Typical lawn weeds

Typical lawn weeds

Most lawn weeds are easy to spot, because they don't belong to the grass family. Others, in turn, although they are part of this family, however, they are not grasses, which we care about. They create large clumps that clearly stand out against the background of the entire lawn, spoiling his appearance.

The most common are cocksfoot, spikelets, weed and annual panicle. Fighting them is quite difficult and basically comes down to hand weeding. There is no herbicide, that would fight those grasses, without damaging the cultivated grass. Bird knotweed is also a common weed on lawns (Polygon's aviary), which usually occurs in loose turf and damaged areas of the lawn. Mosses are a damp problem, shady places with poorly drained soil. Moss is also favored by too low mowing.

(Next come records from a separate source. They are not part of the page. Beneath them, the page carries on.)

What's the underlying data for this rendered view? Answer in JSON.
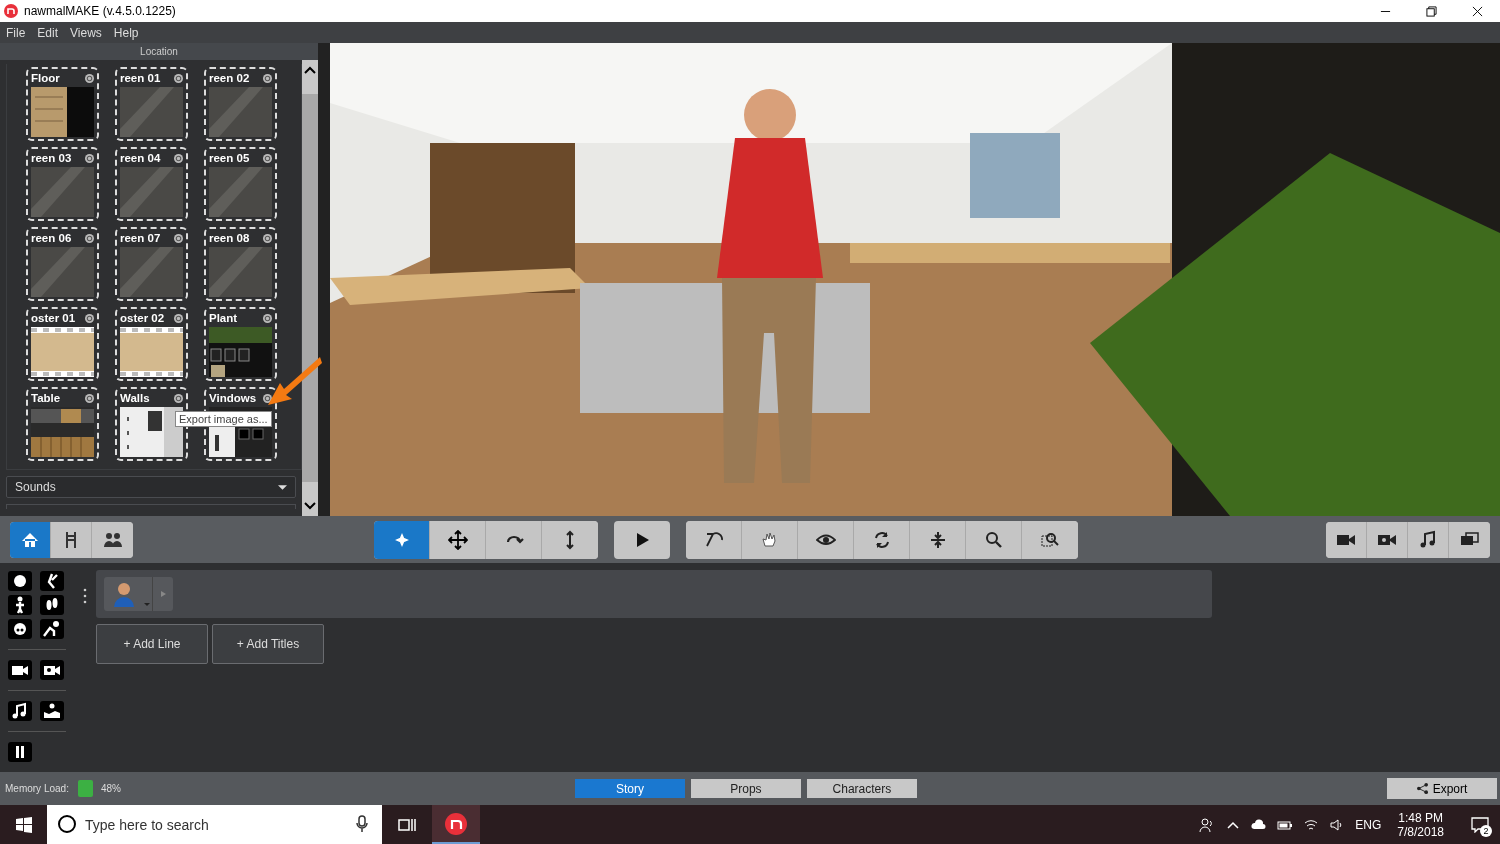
{
  "window": {
    "title": "nawmalMAKE (v.4.5.0.1225)"
  },
  "menu": [
    "File",
    "Edit",
    "Views",
    "Help"
  ],
  "location_panel": {
    "title": "Location",
    "tiles": [
      {
        "label": "Floor",
        "kind": "floor"
      },
      {
        "label": "reen 01",
        "kind": "screen"
      },
      {
        "label": "reen 02",
        "kind": "screen"
      },
      {
        "label": "reen 03",
        "kind": "screen"
      },
      {
        "label": "reen 04",
        "kind": "screen"
      },
      {
        "label": "reen 05",
        "kind": "screen"
      },
      {
        "label": "reen 06",
        "kind": "screen"
      },
      {
        "label": "reen 07",
        "kind": "screen"
      },
      {
        "label": "reen 08",
        "kind": "screen"
      },
      {
        "label": "oster 01",
        "kind": "poster"
      },
      {
        "label": "oster 02",
        "kind": "poster"
      },
      {
        "label": "Plant",
        "kind": "plant"
      },
      {
        "label": "Table",
        "kind": "table"
      },
      {
        "label": "Walls",
        "kind": "walls"
      },
      {
        "label": "Vindows",
        "kind": "windows"
      }
    ],
    "tooltip": "Export image as...",
    "sounds_dropdown": "Sounds"
  },
  "toolbar": {
    "left_tabs": [
      {
        "selected": true
      },
      {
        "selected": false
      },
      {
        "selected": false
      }
    ],
    "transform_tools": [
      {
        "selected": true
      },
      {
        "selected": false
      },
      {
        "selected": false
      },
      {
        "selected": false
      }
    ],
    "camera_tools": [
      {
        "selected": false
      },
      {
        "selected": false
      },
      {
        "selected": false
      },
      {
        "selected": false
      }
    ]
  },
  "timeline": {
    "buttons": [
      "+ Add Line",
      "+ Add Titles"
    ]
  },
  "status_bar": {
    "memory_label": "Memory Load:",
    "memory_value": "48%",
    "tabs": [
      {
        "label": "Story",
        "selected": true
      },
      {
        "label": "Props",
        "selected": false
      },
      {
        "label": "Characters",
        "selected": false
      }
    ],
    "export": "Export"
  },
  "taskbar": {
    "search_placeholder": "Type here to search",
    "language": "ENG",
    "time": "1:48 PM",
    "date": "7/8/2018",
    "notifications": "2"
  }
}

Field hairy will quickly appear on the wet, acidic substrate (Luzula campestris) with long and narrow leaves covered with hairs. A common grass weed is the meadow clover (Trifolium pratense), which bumblebees like (other bees cannot get into their nectar). It is especially easy to notice then, when the grass turns brown – the clover areas remain green. Yarrow is also a popular lawn weed (Achillea millefolium) with soft silvery green leaves.

Sorrel is one of the weeds with a pile root system, common dandelion, plantain and thistle (the ooze). Fighting these weeds is very difficult, because their ability to adapt to various conditions, even so heavy, like frequent mowing, is huge.

If the lawn is established on acidic soil, among the grasses there is often a thread-like speedwell (Veronica filiformis). Although the tiny flowers of this plant are beautiful, it is a very nuisance weed. Buttercups thrive on wet acidic soils, and if the lawn is cut too short, common daisies appear on it (perennial wars).